▶ [TASK ITEM]
Beneath this task are records; count how many lines include the string "email" and answer with that number alone.

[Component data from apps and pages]
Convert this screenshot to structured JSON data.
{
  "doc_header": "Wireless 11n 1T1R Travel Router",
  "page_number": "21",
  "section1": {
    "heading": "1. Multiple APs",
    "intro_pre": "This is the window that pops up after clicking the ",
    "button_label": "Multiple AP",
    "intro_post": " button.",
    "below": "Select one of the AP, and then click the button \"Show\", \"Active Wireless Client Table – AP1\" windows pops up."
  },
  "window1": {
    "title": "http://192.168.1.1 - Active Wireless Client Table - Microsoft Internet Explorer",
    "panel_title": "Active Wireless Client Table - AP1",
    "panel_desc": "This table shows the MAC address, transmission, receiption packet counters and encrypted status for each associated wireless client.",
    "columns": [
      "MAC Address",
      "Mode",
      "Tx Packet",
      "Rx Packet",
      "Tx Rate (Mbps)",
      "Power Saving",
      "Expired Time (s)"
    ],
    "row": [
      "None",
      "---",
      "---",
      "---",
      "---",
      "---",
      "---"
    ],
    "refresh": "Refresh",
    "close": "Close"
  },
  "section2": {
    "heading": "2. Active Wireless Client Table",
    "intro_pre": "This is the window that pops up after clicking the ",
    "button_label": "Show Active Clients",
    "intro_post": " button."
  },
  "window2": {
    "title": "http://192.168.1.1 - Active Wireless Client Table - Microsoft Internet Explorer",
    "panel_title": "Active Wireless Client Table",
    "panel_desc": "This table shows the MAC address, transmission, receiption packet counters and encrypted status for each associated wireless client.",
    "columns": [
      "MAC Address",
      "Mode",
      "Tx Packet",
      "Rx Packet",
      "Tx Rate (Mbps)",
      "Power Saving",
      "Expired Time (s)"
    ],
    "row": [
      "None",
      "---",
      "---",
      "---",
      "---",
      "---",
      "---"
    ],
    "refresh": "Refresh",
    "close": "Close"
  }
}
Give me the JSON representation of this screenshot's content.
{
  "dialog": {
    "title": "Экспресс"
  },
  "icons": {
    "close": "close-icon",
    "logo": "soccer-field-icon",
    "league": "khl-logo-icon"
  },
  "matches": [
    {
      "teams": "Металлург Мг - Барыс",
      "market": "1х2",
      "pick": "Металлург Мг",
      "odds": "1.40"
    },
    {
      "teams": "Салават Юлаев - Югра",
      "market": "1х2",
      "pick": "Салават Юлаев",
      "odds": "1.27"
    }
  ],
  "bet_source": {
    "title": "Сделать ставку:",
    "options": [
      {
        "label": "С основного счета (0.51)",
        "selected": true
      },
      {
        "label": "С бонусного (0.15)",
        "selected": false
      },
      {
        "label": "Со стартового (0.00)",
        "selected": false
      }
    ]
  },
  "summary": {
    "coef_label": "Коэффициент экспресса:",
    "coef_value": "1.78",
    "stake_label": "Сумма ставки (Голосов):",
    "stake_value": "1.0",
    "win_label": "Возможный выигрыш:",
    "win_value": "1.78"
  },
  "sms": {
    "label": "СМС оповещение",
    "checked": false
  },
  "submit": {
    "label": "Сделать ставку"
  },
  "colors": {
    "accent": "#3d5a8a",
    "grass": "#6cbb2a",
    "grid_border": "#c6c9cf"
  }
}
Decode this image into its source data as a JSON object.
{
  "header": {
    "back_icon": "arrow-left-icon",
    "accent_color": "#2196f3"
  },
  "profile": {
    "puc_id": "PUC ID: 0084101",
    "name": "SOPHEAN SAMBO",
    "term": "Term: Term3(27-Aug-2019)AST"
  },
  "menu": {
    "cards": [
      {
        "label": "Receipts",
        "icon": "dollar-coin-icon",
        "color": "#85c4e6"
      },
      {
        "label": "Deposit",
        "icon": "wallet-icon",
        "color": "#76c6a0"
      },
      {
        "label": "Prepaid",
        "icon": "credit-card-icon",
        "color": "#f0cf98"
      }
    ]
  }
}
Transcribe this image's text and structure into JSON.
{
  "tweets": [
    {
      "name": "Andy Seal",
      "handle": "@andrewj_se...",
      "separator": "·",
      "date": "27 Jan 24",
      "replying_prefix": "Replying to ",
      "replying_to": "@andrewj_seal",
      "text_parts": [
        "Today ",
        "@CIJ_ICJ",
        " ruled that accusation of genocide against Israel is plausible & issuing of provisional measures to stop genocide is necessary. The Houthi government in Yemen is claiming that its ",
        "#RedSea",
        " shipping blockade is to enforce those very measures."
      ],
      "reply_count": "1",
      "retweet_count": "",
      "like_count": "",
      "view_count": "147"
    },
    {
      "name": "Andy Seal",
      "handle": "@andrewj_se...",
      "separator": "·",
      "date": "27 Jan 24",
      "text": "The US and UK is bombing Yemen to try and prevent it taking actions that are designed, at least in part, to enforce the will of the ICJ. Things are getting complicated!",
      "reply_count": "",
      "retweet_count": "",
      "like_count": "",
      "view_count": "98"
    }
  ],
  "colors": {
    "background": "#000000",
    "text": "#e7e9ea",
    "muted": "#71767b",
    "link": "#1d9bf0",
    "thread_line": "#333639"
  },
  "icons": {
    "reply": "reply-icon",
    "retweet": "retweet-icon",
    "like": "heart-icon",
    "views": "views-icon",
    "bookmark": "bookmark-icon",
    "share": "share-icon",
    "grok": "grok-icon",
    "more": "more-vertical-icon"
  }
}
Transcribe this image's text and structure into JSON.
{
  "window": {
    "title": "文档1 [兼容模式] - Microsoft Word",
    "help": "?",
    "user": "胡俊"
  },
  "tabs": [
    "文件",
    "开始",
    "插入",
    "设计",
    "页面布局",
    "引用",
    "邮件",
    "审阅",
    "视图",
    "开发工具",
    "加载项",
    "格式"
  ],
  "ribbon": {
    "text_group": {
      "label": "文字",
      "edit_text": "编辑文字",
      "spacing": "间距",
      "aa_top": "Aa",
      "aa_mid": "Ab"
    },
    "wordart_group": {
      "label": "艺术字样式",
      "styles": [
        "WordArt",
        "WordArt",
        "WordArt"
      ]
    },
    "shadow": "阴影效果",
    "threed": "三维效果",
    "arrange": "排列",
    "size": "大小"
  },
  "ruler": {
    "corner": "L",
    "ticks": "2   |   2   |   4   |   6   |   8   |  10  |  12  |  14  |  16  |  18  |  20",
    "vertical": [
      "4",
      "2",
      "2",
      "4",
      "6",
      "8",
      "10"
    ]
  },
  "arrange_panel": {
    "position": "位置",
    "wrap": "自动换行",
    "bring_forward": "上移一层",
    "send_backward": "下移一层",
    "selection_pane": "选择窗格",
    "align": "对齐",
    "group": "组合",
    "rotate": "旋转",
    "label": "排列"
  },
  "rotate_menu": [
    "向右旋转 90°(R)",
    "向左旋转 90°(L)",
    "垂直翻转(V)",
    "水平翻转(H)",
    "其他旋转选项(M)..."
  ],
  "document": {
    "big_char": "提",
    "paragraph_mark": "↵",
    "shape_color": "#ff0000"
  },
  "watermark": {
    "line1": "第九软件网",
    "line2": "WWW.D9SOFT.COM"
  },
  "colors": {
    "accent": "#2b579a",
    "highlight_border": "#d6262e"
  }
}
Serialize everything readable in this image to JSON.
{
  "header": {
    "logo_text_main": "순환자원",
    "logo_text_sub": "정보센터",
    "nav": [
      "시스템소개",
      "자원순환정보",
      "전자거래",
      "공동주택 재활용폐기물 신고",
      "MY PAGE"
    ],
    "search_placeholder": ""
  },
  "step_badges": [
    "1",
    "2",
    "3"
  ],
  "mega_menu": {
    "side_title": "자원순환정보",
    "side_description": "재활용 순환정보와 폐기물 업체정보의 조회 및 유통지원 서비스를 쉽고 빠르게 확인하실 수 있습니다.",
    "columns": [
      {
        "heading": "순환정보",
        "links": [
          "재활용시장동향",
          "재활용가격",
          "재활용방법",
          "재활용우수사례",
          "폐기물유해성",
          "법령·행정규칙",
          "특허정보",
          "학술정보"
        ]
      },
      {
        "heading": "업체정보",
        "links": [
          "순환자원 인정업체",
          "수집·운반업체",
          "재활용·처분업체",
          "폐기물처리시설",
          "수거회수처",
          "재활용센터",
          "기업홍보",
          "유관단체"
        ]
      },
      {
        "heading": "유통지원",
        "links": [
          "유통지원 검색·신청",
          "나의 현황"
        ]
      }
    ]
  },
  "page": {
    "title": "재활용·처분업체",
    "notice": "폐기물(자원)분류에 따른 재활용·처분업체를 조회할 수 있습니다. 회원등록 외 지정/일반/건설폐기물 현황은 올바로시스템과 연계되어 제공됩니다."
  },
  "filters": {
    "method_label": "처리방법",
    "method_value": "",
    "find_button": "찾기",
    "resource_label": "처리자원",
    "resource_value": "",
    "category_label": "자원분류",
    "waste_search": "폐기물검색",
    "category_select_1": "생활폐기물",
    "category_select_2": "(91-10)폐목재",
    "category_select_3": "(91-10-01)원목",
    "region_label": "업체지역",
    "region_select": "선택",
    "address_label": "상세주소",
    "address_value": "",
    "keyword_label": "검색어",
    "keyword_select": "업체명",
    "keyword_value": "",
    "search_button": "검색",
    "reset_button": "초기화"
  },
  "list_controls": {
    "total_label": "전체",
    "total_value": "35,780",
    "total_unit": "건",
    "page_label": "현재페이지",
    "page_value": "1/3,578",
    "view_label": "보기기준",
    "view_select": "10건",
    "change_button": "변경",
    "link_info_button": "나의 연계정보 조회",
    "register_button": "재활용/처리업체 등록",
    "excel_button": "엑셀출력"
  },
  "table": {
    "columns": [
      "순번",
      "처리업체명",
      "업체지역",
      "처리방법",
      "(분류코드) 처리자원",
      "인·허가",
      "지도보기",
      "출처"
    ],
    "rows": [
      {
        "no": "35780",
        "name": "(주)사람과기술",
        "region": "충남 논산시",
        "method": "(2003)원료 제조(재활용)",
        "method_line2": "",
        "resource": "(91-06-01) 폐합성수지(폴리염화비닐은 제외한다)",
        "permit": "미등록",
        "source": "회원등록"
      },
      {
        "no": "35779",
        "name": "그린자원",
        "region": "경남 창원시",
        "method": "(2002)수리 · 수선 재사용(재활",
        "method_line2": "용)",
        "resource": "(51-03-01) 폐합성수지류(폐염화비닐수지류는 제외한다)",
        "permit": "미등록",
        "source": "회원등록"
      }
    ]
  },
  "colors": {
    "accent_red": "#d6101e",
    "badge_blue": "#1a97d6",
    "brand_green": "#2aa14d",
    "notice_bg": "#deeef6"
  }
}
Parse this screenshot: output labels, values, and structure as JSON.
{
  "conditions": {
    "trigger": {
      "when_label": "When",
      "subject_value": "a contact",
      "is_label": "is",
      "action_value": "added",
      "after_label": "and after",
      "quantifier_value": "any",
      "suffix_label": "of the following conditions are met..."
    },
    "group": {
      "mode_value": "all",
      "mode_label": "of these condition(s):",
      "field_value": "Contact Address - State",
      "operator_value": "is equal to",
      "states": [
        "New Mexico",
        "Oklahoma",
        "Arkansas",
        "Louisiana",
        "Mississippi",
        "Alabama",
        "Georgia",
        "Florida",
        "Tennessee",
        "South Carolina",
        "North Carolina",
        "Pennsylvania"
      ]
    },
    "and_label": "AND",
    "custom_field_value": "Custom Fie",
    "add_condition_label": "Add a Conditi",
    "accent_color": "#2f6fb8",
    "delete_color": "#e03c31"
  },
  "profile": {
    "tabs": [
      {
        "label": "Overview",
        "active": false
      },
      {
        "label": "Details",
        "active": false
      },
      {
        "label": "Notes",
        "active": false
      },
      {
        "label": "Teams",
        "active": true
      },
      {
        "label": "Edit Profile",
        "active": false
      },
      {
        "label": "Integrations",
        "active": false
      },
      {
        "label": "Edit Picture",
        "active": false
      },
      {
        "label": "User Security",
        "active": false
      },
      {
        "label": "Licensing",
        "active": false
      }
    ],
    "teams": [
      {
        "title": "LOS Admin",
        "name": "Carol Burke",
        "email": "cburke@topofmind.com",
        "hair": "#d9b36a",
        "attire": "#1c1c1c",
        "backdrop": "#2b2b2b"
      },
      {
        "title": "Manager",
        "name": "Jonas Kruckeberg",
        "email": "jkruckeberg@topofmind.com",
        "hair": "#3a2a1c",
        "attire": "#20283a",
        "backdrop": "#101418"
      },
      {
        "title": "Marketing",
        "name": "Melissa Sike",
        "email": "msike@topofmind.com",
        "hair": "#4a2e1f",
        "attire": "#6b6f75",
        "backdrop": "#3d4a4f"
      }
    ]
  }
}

▶ [RESULT]
3